Why it’s interesting:
I had a love/hate relationship with this book while I was listening to it. Lena Dunham herself narrates it, which I’m a big fan of, and I so greatly admire her willingness and ability to put herself out there. These are VERY honest essays, sometimes, to my cultured midwestern brain, too honest. Like, too much information. And I kept thinking What do her parents think?

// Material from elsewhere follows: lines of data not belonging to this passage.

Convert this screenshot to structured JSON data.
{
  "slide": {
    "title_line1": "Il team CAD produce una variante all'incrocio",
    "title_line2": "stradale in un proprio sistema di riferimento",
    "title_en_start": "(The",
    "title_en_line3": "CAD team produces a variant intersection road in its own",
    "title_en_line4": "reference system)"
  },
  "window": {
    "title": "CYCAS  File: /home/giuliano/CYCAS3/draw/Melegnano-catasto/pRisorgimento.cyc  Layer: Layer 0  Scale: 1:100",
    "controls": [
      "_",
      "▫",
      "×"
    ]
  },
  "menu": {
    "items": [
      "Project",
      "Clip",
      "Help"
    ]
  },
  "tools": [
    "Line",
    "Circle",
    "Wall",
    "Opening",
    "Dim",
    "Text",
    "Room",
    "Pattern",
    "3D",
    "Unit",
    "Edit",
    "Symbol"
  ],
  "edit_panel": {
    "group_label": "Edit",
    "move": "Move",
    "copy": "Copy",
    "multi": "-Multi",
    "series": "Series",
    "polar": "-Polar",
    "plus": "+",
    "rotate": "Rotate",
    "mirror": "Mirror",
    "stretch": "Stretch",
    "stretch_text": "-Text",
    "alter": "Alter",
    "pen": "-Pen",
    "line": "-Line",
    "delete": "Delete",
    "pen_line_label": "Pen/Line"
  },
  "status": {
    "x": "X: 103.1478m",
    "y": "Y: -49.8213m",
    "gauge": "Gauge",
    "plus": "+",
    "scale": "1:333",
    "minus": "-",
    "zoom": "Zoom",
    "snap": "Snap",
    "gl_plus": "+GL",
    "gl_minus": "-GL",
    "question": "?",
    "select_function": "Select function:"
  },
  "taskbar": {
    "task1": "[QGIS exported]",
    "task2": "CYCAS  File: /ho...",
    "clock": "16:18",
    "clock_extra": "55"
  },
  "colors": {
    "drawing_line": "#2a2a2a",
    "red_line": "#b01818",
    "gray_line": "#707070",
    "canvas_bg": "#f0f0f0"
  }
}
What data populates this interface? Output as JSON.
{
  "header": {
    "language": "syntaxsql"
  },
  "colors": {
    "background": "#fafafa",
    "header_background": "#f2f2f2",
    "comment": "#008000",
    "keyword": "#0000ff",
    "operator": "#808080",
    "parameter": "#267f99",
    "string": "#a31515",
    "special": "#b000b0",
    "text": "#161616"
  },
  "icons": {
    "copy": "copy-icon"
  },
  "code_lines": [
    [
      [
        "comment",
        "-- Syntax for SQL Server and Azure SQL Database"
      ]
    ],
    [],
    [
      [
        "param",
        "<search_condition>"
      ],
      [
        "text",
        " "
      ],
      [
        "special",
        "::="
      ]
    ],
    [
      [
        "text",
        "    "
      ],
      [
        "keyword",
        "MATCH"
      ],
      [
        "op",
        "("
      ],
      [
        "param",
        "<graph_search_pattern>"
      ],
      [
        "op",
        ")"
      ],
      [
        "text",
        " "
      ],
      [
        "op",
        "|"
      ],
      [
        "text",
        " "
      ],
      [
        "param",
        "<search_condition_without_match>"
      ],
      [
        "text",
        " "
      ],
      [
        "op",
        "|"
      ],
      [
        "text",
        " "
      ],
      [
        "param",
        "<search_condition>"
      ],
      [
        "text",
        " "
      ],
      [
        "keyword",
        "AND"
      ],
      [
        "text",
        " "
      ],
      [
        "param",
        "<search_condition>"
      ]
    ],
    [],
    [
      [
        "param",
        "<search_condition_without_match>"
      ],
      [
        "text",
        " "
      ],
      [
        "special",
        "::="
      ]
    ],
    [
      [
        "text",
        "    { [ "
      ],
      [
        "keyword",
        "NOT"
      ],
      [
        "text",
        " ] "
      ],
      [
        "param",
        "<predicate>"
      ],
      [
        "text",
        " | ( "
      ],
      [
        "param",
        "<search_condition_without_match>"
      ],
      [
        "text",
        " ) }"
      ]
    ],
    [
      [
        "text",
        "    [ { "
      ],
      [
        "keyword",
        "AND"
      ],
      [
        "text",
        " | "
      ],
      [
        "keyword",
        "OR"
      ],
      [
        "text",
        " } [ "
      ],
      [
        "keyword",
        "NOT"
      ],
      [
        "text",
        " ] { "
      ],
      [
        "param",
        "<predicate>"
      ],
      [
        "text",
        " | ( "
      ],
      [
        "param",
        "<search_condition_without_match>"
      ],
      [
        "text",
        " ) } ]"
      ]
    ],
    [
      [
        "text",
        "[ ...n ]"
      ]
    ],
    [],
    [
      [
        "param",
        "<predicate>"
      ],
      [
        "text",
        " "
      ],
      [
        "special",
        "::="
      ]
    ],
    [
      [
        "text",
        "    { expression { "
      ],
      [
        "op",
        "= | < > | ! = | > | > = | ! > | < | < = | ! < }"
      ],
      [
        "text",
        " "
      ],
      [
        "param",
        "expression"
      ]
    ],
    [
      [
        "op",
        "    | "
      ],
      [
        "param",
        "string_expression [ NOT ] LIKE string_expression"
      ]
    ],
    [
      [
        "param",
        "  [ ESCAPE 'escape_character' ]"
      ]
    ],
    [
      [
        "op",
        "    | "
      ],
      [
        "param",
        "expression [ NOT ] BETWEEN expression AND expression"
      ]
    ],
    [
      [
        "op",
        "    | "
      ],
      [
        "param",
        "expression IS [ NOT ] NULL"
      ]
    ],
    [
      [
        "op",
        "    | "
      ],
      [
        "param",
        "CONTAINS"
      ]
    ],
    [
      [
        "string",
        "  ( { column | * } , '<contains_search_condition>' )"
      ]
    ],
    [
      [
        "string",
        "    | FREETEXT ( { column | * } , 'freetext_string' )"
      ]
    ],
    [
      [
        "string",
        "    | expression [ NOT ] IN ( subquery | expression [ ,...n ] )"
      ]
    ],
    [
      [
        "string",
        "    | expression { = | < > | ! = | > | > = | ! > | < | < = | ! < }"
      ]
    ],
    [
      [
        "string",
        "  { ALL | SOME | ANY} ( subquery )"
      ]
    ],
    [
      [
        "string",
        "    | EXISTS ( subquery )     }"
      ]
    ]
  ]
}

The stuff she writes about (a lot of it is sex…like, a lot…) is stuff that I wouldn’t find offensive if it was fiction. And it’s not so much that I find it offensive, it just makes me uncomfortable. For her, her family, her friends, etc., which is all kind of stupid. It’s not up to me to decide what she should be comfortable with sharing. (The following epiphany came to me while I was lost in the dog park:) Maybe the boundaries I’ve drawn for how much to share (and the reason I don’t write personal essays or poetry) are stupid and arbitrary. I’ve started to consider how I could branch out and do some more of this type of writing. I don’t foresee myself getting over the terror, but maybe I could use a pen name. Maybe just writing more personal essays and poetry in a journal would be the way to go. I’m not sure. But I’m really glad I read this book (and I’m currently listening to Amanda Palmer’s The Art of Asking, and getting the SAME message) because I have definitely arbitrarily decided to close off a part of myself, and its good, if terrifying, to think of opening myself up more.
For readers of Nora Ephron, Tina Fey, and David Sedaris, this hilarious, wise, and fiercely candid collection of personal essays establishes Lena Dunham—the acclaimed creator, producer, and star of HBO’s Girls—as one of the most original young talents writing today.
In Not That Kind of Girl, Dunham illuminates the experiences that are part of making one’s way in the world: falling in love, feeling alone, being ten pounds overweight despite eating only health food, having to prove yourself in a room full of men twice your age, finding true love, and most of all, having the guts to believe that your story is one that deserves to be told.
“Take My Virginity (No Really, Take It)” is the account of Dunham’s first time, and how her expectations of sex didn’t quite live up to the actual event (“No floodgate had been opened, no vault of true womanhood unlocked”); “Girls & Jerks” explores her former attraction to less-than-nice guys—guys who had perfected the “dynamic of disrespect” she found so intriguing; “Is This Even Real?” is a meditation on her lifelong obsession with death and dying—what she calls her “genetically predestined morbidity.” And in “I Didn’t F*** Them, but They Yelled at Me,” she imagines the tell-all she will write when she is eighty and past caring, able to reflect honestly on the sexism and condescension she has encountered in Hollywood, where women are “treated like the paper thingies that protect glasses in hotel bathrooms—necessary but infinitely disposable.”
Exuberant, moving, and keenly observed, Not That Kind of Girl is a series of dispatches from the frontlines of the struggle that is growing up. “I’m already predicting my future shame at thinking I had anything to offer you,” Dunham writes. “But if I can take what I’ve learned and make one menial job easier for you, or prevent you from having the kind of sex where you feel you must keep your sneakers on in case you want to run away during the act, then every misstep of mine will have been worthwhile.”